I read these about a month ago, during a brief period of unemployment. There are currently six books in the series, with the final seventh volume due out toward the end of the year.
I found these books while looking for a warrior-woman story. I ended up getting a warrior teenager, but she grows up quickly, so I shall not quibble with that. I absolutely devoured these first three books. I didn’t continue reading only because I like to take books in series three at a time. I plan to start reading the series again in September, and hopefully the last book will be coming out by the time I am ready for it.
At the center of this story is Princess Katherine, who is the only daughter among five brothers who are all warriors. She wants nothing more than to be a warrior as well, but that is forbidden to women in her kingdom. She lives in a castle that is fortified with some sort of long-forgotten magic, and which is home to the Octagon Knights, of which she longs to be a part.
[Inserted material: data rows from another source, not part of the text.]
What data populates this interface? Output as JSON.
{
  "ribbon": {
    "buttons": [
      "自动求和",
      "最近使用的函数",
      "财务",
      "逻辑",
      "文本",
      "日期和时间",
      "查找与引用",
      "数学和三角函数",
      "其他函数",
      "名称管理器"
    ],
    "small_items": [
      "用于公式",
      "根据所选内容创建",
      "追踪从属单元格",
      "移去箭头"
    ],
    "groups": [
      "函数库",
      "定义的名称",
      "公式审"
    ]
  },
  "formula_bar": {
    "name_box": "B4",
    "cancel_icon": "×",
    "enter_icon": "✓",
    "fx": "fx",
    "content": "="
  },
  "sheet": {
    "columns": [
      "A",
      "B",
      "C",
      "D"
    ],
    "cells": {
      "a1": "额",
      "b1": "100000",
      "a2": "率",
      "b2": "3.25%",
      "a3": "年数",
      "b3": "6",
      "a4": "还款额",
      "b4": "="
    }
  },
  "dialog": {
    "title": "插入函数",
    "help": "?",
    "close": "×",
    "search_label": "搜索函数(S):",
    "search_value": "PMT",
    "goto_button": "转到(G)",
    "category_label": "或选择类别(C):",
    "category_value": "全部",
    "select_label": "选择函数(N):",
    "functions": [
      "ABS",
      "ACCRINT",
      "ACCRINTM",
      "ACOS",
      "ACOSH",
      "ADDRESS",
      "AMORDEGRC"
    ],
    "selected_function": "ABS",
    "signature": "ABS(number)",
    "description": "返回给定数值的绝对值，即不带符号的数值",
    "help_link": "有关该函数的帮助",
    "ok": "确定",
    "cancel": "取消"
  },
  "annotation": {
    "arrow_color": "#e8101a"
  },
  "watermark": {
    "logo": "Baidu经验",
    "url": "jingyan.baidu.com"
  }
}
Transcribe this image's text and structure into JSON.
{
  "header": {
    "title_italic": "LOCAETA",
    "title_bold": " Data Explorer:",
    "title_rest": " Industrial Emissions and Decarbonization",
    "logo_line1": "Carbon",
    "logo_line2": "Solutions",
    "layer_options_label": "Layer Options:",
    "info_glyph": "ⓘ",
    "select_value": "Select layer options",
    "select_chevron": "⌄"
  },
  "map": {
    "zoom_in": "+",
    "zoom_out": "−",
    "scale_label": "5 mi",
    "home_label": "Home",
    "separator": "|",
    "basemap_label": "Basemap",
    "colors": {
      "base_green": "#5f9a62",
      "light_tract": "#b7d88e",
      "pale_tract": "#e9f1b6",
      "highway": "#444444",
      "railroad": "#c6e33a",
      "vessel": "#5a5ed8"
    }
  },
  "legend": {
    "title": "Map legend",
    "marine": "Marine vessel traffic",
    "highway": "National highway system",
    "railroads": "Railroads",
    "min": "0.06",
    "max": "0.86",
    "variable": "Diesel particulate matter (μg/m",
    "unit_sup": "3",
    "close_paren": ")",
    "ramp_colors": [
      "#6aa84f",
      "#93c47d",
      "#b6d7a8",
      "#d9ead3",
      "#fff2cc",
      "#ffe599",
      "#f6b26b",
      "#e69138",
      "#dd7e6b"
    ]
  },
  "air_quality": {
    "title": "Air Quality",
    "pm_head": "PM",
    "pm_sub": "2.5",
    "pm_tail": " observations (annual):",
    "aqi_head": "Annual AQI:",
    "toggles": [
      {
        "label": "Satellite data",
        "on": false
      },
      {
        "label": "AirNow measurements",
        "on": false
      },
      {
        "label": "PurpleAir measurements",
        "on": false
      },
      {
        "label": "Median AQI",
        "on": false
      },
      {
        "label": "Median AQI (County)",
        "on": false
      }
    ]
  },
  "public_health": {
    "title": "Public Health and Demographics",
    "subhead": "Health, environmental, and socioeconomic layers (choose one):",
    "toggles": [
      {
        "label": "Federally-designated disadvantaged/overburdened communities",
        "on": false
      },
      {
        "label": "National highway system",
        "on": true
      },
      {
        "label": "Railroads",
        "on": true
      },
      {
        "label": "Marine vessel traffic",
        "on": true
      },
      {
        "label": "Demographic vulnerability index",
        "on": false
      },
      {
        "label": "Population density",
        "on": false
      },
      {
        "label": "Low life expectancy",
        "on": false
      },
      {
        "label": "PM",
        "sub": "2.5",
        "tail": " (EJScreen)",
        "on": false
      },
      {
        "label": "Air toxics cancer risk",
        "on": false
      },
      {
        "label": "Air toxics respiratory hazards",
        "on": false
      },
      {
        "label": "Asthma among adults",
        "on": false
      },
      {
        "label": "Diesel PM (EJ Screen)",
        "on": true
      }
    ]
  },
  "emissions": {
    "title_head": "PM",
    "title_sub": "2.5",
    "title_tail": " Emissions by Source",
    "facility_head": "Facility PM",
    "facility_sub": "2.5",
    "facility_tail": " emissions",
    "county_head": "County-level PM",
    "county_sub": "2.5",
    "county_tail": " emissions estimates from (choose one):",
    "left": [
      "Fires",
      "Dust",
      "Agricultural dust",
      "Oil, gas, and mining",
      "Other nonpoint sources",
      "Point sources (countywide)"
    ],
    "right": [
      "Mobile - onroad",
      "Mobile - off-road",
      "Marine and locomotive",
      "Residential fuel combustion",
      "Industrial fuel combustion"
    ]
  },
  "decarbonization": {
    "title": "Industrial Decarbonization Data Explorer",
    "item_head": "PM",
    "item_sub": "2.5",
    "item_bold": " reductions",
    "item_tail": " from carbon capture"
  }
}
The story begins when she tricks a newly-made knight into promising to train her as a warrior.
Meanwhile, something evil is wakening. Twenty or thirty years earlier, the Mordant has his executioner kill him so that he may be born again. His rebirth is due, and his kingdom is stirring. A messenger comes south out of his lands with a warning, but the only one who listens to his cryptic message is Kath, and the reader doesn’t find out what it means until book 3.
It’s hard to write about three books without spoiling book one and two. So I’ll speak in general terms.
First–these characters are great. Ms. Azinger can really get behind the eyeballs of her characters and make you feel what they feel. The evil characters seem unstoppable, and the good characters are playing constant catch-up. The deities of the evil characters give them all sorts of advantages, and the good characters seem to be hopelessly left in their dust. Or, in their trail of bloody body parts.
And the plot has some of the most unique elements I’ve read in a long time. Sure, the over-arching plot of the dark lord is familiar, but the execution is fresh. For example, the Mordant is a harlequin, which is a soul that has been reborn over and over because he has pleased his evil deity with his dark and bloody deeds. And once he is reborn, he has to get back to his old kingdom and prove who he is by passing all these tests that he, himself, devised. In the meantime, other, younger harlequins–and one harlequin wannabe–are trying to out-do each other with their evil-deeds-doing in order to please their deity so they might be reborn again. And as the reader, you don’t know about the secret harlequins, the identities of which, once revealed, are devastating.
The story is told from multiple viewpoints that include two warrior princesses, a bard prince who ventures into an evil theocracy, his native guide from the theocracy, an archer who travels with one princess but falls in love with the other, two Octagon Knights, the queen of a wealthy and powerful nation, her evil son, a candidate harlequin who ventures into the evil theocracy to make it even more evil, and of course, the Mordant, and more.
I loved this series and may not be able to wait to read more.